Assigned task:
Write out every line below that includes the word "title".
** Opening Data in this exercise block **
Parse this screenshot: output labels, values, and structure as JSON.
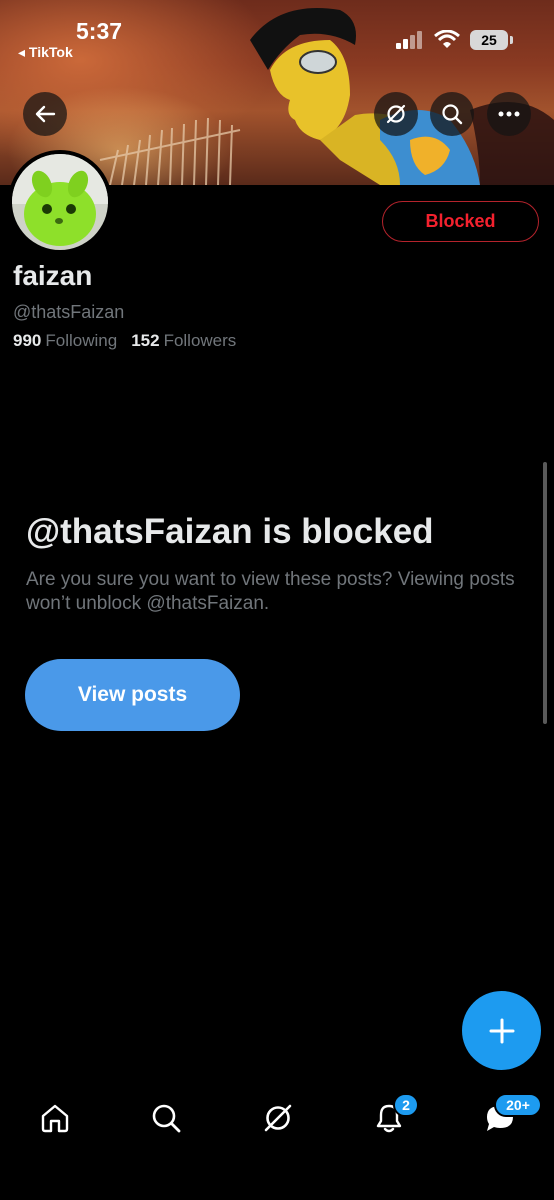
{
  "status_bar": {
    "time": "5:37",
    "back_app": "◂ TikTok",
    "battery": "25"
  },
  "profile": {
    "name": "faizan",
    "handle": "@thatsFaizan",
    "following_count": "990",
    "following_label": "Following",
    "followers_count": "152",
    "followers_label": "Followers",
    "blocked_button": "Blocked"
  },
  "blocked_notice": {
    "title": "@thatsFaizan is blocked",
    "description": "Are you sure you want to view these posts? Viewing posts won’t unblock @thatsFaizan.",
    "view_posts_button": "View posts"
  },
  "nav": {
    "notifications_badge": "2",
    "messages_badge": "20+"
  },
  "icons": [
    "back-arrow-icon",
    "grok-icon",
    "search-icon",
    "more-icon",
    "plus-icon",
    "home-icon",
    "explore-icon",
    "notifications-icon",
    "messages-icon"
  ],
  "colors": {
    "accent": "#1d9bf0",
    "view_button": "#4a99e9",
    "blocked_red": "#f4212e",
    "secondary_text": "#71767b"
  }
}
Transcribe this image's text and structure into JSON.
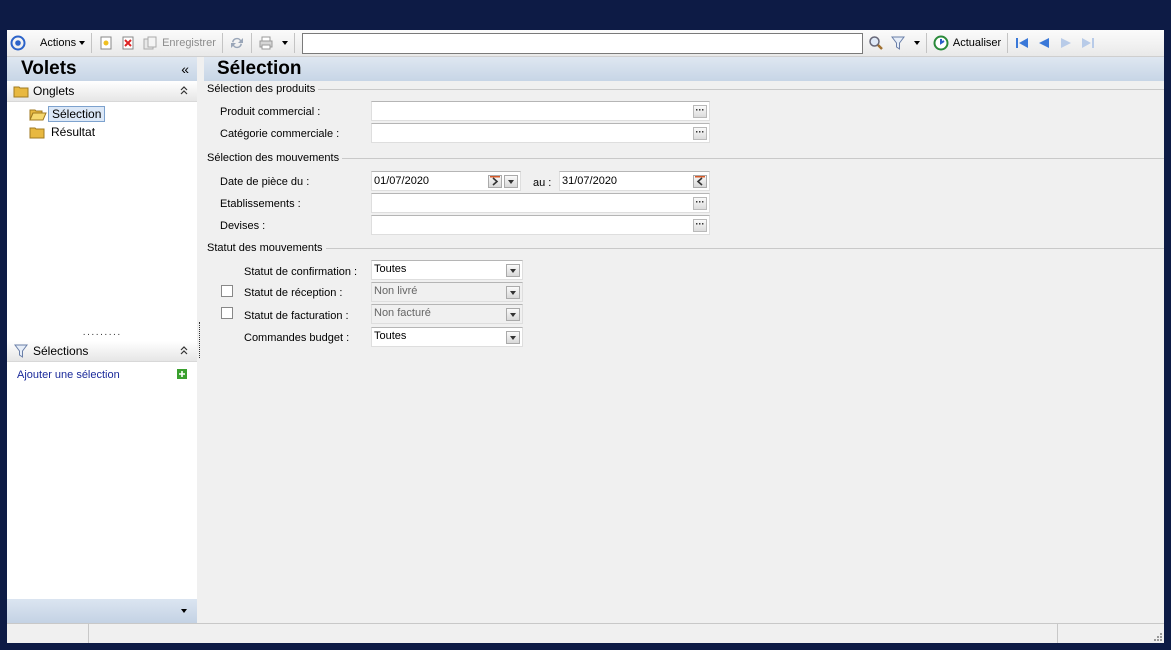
{
  "toolbar": {
    "actions_label": "Actions",
    "save_label": "Enregistrer",
    "search_value": "",
    "refresh_label": "Actualiser"
  },
  "left_pane": {
    "title": "Volets",
    "collapse_glyph": "«",
    "tabs_section": {
      "title": "Onglets",
      "items": [
        {
          "label": "Sélection",
          "selected": true
        },
        {
          "label": "Résultat",
          "selected": false
        }
      ]
    },
    "selections_section": {
      "title": "Sélections",
      "add_link": "Ajouter une sélection"
    }
  },
  "main": {
    "title": "Sélection",
    "groups": {
      "products": "Sélection des produits",
      "movements": "Sélection des mouvements",
      "status": "Statut des mouvements"
    },
    "fields": {
      "produit_commercial": {
        "label": "Produit commercial :",
        "value": ""
      },
      "categorie_commerciale": {
        "label": "Catégorie commerciale :",
        "value": ""
      },
      "date_piece": {
        "label": "Date de pièce du :",
        "from": "01/07/2020",
        "to_label": "au :",
        "to": "31/07/2020"
      },
      "etablissements": {
        "label": "Etablissements :",
        "value": ""
      },
      "devises": {
        "label": "Devises :",
        "value": ""
      },
      "statut_confirmation": {
        "label": "Statut de confirmation :",
        "value": "Toutes"
      },
      "statut_reception": {
        "label": "Statut de réception :",
        "value": "Non livré",
        "checked": false
      },
      "statut_facturation": {
        "label": "Statut de facturation :",
        "value": "Non facturé",
        "checked": false
      },
      "commandes_budget": {
        "label": "Commandes budget :",
        "value": "Toutes"
      }
    }
  },
  "colors": {
    "background": "#0d1b45",
    "header_gradient_top": "#dfe7f1",
    "header_gradient_bottom": "#c7d5e6",
    "link": "#1a2a9a",
    "add_icon": "#3aa02e"
  }
}
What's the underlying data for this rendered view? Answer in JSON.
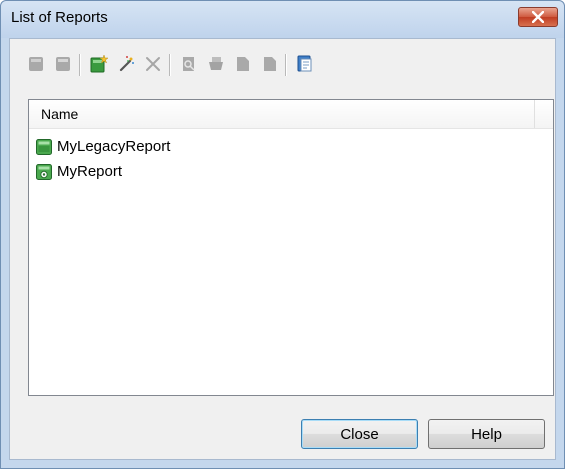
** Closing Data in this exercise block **
Task response:
    "title": "@thatsFaizan is blocked",
    "title": "Volets",
      "title": "Onglets",
      "title": "Sélections",
    "title": "Sélection",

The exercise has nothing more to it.